If you have been searching for answers to the world’s most controversial questions, such as, ‘Why do we want to save millions of people in Africa when we have a critical population issue?’ Then take a look at The Living Proof Project from Bill and Melinda Gates. They can answer all those tricky questions, provide proof of success and help eradicate a few pesky diseases such as Polio and Malaria in the interim!

To learn more about he Living Proof Project Click here

And finally George – ah! Big sigh – the ladies reading this will understand.

Perhaps the most unlikely of the three musketeers, Mr Clooney, is part of an entity known as Not on Our Watch – Click here. Initially set up by Hotel Rwanda star, Don Cheadle, he has since enlisted Ocean’s Eleven (Twelve and Thirteen) co-stars, George Clooney, Matt Damon and Brad Pitt along with producer Jerry Weintraub.
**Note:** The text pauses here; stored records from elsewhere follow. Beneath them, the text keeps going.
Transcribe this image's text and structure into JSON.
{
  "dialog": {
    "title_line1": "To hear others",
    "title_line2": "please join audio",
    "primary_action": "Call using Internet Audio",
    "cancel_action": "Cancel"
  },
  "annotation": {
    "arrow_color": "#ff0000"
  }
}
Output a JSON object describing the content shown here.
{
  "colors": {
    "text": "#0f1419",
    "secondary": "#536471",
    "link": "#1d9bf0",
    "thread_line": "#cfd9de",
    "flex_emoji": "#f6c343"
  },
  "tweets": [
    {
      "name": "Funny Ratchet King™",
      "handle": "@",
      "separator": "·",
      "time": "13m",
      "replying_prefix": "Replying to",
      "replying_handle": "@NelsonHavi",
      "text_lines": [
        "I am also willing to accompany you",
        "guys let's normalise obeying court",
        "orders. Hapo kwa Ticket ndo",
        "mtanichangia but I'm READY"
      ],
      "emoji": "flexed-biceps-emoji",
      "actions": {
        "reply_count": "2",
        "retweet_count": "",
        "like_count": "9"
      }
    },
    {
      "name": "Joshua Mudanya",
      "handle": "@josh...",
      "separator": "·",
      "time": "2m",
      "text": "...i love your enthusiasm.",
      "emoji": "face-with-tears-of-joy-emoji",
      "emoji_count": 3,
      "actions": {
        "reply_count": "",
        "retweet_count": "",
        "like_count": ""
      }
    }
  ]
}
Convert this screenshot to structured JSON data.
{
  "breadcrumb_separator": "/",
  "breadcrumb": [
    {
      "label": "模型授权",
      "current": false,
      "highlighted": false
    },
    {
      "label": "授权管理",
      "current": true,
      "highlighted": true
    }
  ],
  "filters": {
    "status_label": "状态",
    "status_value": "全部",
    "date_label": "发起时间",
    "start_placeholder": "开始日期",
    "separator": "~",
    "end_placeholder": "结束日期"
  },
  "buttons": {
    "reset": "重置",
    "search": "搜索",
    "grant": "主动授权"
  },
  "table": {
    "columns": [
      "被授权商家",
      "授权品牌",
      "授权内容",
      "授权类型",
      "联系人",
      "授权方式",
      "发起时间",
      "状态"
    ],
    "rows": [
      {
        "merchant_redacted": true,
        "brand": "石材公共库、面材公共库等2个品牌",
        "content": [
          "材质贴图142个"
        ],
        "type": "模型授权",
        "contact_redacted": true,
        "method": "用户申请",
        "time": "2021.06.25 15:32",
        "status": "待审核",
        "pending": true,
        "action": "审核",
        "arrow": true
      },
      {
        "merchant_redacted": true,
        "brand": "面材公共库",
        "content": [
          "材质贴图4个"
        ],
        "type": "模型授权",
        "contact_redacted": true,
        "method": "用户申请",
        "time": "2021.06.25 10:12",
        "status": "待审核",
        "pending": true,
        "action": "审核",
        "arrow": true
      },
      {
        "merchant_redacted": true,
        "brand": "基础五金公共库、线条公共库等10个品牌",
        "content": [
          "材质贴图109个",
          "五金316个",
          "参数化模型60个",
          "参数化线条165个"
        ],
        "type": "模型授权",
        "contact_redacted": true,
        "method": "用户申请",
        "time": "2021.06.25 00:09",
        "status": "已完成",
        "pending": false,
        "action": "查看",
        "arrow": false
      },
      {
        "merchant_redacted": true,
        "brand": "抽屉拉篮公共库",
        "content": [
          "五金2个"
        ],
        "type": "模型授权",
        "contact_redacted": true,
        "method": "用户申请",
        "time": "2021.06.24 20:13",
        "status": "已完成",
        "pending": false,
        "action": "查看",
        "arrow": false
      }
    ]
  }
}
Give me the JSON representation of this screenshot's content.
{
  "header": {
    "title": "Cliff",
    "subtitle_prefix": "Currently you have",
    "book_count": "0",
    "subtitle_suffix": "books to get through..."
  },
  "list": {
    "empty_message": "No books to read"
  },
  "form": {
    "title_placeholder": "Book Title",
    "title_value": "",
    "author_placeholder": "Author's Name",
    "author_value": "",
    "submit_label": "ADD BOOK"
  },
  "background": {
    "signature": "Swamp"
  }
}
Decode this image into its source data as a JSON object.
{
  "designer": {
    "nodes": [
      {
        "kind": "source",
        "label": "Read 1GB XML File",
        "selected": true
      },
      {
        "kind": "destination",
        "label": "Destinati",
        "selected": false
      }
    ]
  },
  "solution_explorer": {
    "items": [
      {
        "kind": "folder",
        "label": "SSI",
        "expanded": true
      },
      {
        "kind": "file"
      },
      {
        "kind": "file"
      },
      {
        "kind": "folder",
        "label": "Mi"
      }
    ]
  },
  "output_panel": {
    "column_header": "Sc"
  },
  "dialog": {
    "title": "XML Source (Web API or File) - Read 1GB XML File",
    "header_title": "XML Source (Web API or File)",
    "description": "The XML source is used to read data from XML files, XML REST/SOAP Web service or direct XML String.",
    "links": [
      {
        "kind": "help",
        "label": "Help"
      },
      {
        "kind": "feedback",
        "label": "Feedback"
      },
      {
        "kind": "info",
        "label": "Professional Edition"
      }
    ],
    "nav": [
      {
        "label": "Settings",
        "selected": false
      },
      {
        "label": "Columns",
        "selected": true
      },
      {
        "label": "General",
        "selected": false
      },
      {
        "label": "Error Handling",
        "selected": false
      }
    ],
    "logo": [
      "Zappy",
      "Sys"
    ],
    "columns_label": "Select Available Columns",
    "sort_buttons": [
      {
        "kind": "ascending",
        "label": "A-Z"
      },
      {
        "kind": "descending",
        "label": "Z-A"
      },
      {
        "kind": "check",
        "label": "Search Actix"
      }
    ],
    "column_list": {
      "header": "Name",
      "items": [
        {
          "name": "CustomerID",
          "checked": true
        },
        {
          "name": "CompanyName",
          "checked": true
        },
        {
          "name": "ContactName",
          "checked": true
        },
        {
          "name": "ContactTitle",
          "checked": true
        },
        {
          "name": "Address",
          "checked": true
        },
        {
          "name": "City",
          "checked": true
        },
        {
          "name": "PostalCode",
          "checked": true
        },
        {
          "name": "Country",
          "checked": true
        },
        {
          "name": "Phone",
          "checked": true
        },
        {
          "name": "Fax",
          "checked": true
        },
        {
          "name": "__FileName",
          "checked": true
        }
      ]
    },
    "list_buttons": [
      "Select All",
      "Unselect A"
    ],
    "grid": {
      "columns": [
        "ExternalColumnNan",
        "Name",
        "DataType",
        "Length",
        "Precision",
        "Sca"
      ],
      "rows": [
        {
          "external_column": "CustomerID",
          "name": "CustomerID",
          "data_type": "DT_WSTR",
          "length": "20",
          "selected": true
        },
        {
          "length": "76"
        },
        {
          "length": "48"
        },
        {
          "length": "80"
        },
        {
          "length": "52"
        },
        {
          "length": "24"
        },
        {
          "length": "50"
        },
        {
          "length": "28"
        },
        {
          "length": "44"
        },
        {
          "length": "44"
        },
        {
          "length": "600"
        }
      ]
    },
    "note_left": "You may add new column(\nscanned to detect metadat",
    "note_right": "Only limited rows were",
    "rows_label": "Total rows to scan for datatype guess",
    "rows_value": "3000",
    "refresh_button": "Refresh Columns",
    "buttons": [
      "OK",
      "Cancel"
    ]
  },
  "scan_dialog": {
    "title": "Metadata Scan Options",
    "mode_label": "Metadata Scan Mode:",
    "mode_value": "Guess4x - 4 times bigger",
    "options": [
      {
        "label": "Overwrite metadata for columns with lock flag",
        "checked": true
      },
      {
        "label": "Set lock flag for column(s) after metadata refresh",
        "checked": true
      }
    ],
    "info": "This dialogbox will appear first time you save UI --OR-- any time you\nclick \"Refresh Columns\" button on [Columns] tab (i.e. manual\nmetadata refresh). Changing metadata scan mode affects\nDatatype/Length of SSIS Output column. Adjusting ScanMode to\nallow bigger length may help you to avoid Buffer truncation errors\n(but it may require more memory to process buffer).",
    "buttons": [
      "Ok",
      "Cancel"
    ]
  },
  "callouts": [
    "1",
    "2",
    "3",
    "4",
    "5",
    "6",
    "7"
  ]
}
Imagine the whiplash you’d get working in that office!

Not on Our WatchBook.jpg

Issue No 17, on sale now, of COLLECTIVE magazine, gives an overview of George’s advocacy to this and other projects such as the Satellite Sentinel Project in Darfur. If, however, you are seeking a more in-depth read then I highly recommend the book of the same name Not On Our Watch by Don Cheadle and John Prendergast (Published by Hyperion). Interestingly, at the time of publication, in 2007, Prendergast was a senior advisor to the International Crisis Group and a former official in the Clinton White House.

George Clooney Collective Issue 17.jpg

So back to George. Mr Clooney Jnr and his journalist father, Mr Clooney Snr or Nick, have made numerous trips to the Darfur region of Sudan. They have been responsible for divestment by various American investors in Sudanese oil and, more recently, through the satellite project, have garnered additional evidence against Al Bashir’s genocidal regime. Clooney is even credited for informing the American people that genocide was taking place in Darfur prior to the then sitting President George W Bush.

One of my personal favourite speeches from Mr Clooney was his acceptance speech at 2010 62nd Emmy Awards for the Bob Hope Humanitarian Award – To watch Click here

So while my three favourite men are awesome, in the words of George, there are many who could do much, much more…

Also posted in Celebrity, Dignity, Marginalised People, NGOs, Philanthropy, Photography, Refugees